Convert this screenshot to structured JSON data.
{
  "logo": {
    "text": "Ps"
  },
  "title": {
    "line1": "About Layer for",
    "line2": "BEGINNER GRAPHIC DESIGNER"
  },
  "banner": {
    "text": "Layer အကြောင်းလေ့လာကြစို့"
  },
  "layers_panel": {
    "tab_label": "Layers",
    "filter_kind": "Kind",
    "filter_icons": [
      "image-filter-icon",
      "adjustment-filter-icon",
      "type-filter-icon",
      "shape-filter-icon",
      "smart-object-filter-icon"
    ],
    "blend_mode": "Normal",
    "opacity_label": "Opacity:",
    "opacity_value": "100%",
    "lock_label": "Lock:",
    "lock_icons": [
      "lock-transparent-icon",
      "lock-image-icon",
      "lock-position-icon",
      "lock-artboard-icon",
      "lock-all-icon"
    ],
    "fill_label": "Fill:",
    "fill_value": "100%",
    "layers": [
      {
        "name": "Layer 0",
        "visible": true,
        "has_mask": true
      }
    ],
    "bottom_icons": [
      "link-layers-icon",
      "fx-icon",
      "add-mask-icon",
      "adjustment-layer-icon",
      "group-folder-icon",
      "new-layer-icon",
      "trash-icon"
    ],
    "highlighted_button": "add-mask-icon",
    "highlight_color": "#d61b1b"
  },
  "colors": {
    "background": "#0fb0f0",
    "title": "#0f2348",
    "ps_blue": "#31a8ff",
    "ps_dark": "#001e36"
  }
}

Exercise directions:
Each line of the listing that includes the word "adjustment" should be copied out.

Written answer:
      "adjustment-filter-icon",
      "adjustment-layer-icon",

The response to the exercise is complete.